Greeting and Introducing

(photo by  paulsynnott used under terms of Creative Commons license.)
Japanese bow



1.  The phrase ohayō gozaimasu literaIIy means “it is early."  This greeting is not generally used after about ten o’clock in the morning.

Konnichiwa literally means “as for today."  It is used from about ten o’clock in the morning until dusk.

Kombanwa  means "good  evening" and is used in the same way as its English translation.

2.  Although Americans customarily  follow  a  greeting  by "how  are  you,"  the  Japanese  equivalent,  o-genki  desu  ka,  is not used by  persons  meeting  for  the  first  time.  The phrase is  used  by  friends  who  have  not  seen  each  other  for  some  time.

3.  The ending -san is added to a person’s name.  It may usually be translated as “Mr.,"  "Mrs.," or "Miss." -san  is  used  after  a  person's  first  name  or  last  name.

Note  that  -san  shows  the  speaker's  respect  for  the  person he  is  speaking  to  or  about.  The speaker, therefore, never uses -san with his own name.  For example, you  would call  your  friend  Tanaka-san,  but  he  would  refer  to  himself simply  as  Tanaka.

4.  The  expression  hajimemashite  literally  means  "meeting you  for  the  first  time."  It  should  be  used  only  when introducing  yourself  or  being  introduced.

5.  Each  time  you  greet  someone  in  Japan  with

ohayō  gozaimasu,



and  each  time  you  say,  in  introductions,


dōzo  yoroshiku,

kochira  koso,

dewa  mata / jā  mata,

you  should  nod  your  head.  Your  Japanese  acquaintance  may bow  to  you  more  ceremoniously,  bending  from  the  waist.

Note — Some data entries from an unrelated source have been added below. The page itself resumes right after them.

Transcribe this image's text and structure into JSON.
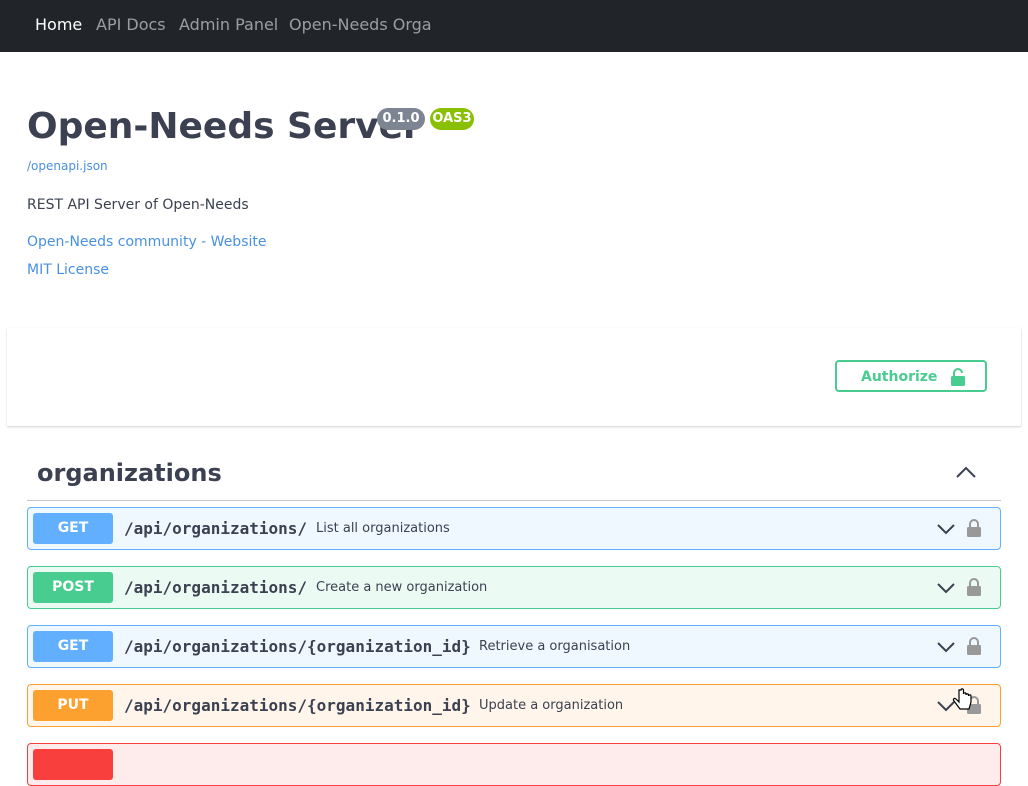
{
  "nav": {
    "items": [
      "Home",
      "API Docs",
      "Admin Panel",
      "Open-Needs Orga"
    ]
  },
  "info": {
    "title": "Open-Needs Server",
    "version": "0.1.0",
    "oas": "OAS3",
    "spec_link": "/openapi.json",
    "description": "REST API Server of Open-Needs",
    "website_link": "Open-Needs community - Website",
    "license_link": "MIT License"
  },
  "authorize": {
    "label": "Authorize",
    "icon": "unlock-icon"
  },
  "tag": {
    "name": "organizations",
    "toggle_icon": "chevron-up-icon"
  },
  "operations": [
    {
      "method": "GET",
      "path": "/api/organizations/",
      "summary": "List all organizations"
    },
    {
      "method": "POST",
      "path": "/api/organizations/",
      "summary": "Create a new organization"
    },
    {
      "method": "GET",
      "path": "/api/organizations/{organization_id}",
      "summary": "Retrieve a organisation"
    },
    {
      "method": "PUT",
      "path": "/api/organizations/{organization_id}",
      "summary": "Update a organization"
    },
    {
      "method": "",
      "path": "",
      "summary": ""
    }
  ],
  "colors": {
    "get": "#61affe",
    "post": "#49cc90",
    "put": "#fca130",
    "delete": "#f93e3e",
    "nav_bg": "#212529",
    "link": "#4990e2"
  }
}
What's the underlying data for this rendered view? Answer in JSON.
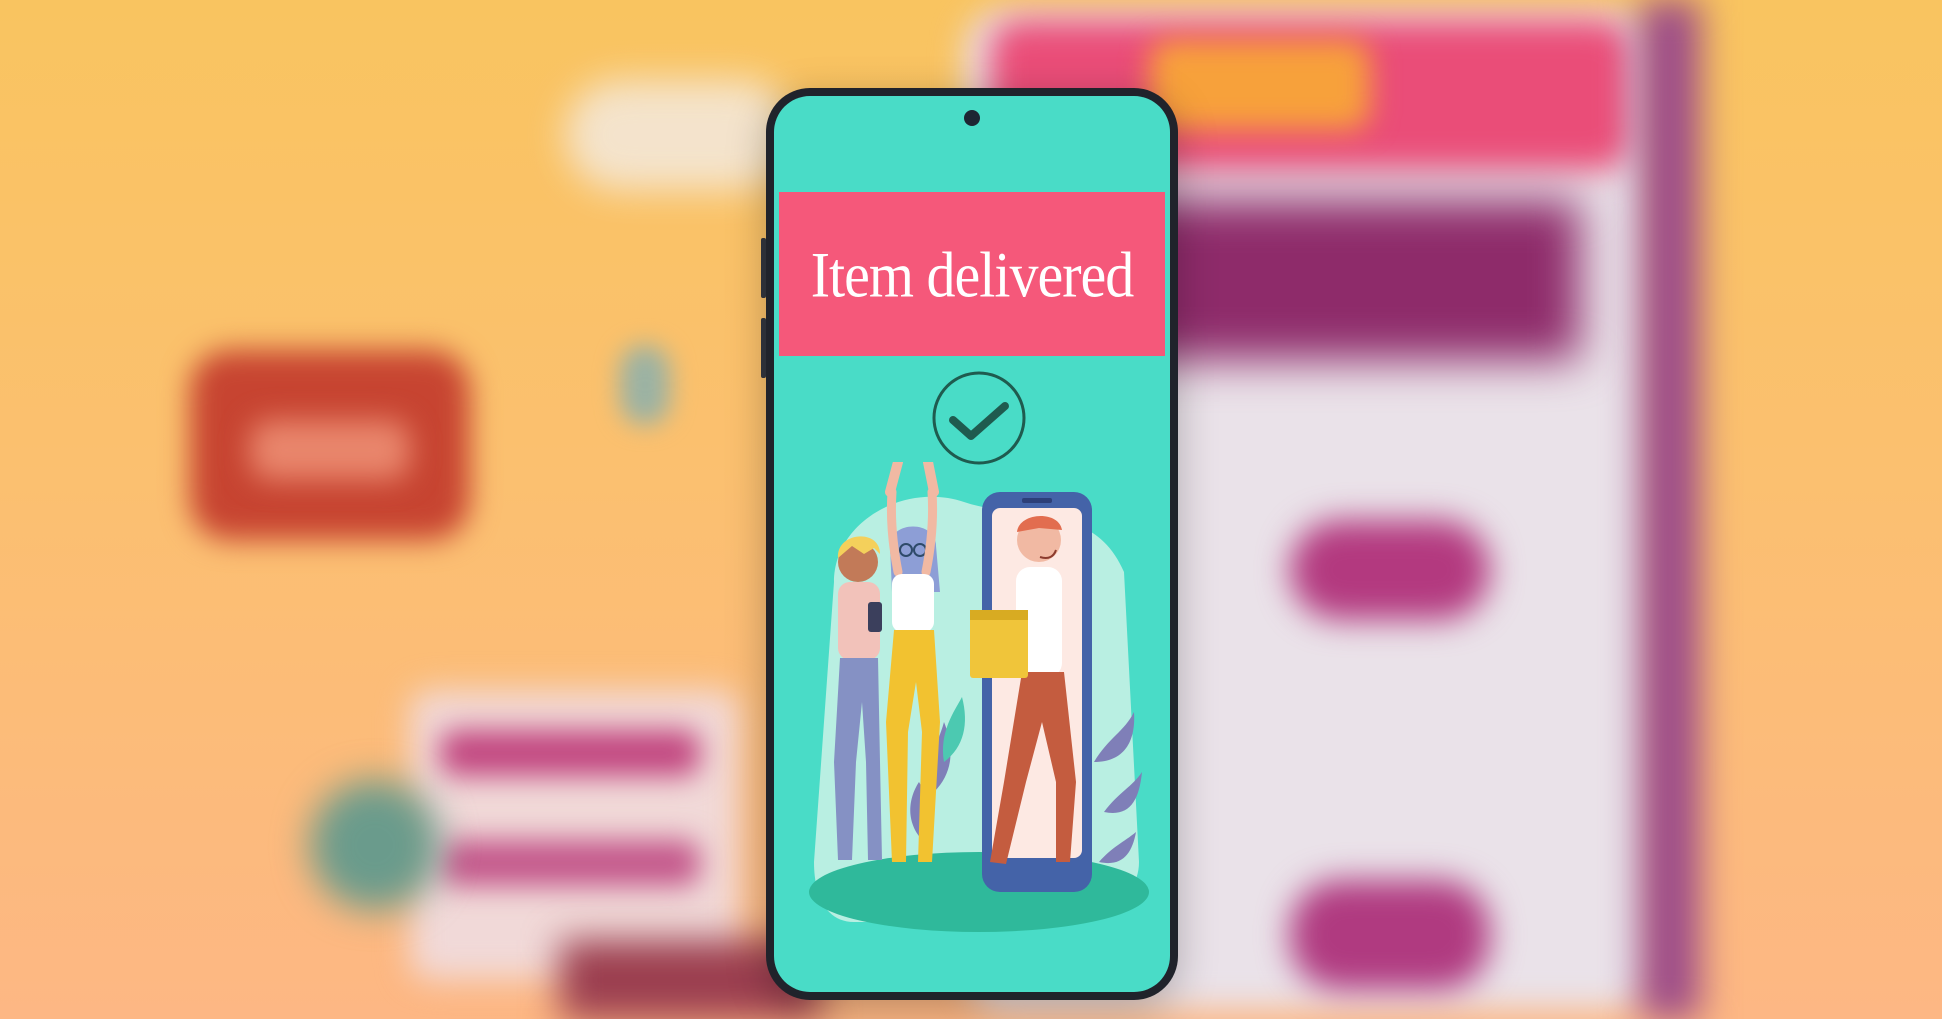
{
  "background": {
    "description_free": true
  },
  "phone": {
    "banner": {
      "title": "Item delivered"
    },
    "icons": {
      "status": "check-circle-icon",
      "camera": "camera-icon"
    },
    "colors": {
      "screen": "#49dcc7",
      "banner": "#f5587a",
      "check": "#1f5b4f"
    }
  }
}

6.  At  a  party  or  on  the  street,  when  you  recognize  at a  distance  someone  you  know,  you  should  first  nod  as  a gesture  of  recognition.  As  you  approach  or  are  approached by  the  person,  you  greet  him.  Generally,  one  does  not shout  and  greet  another  person  at  a  distance  in  Japan, except  in  some  intimate  groups,  such  as  young  students.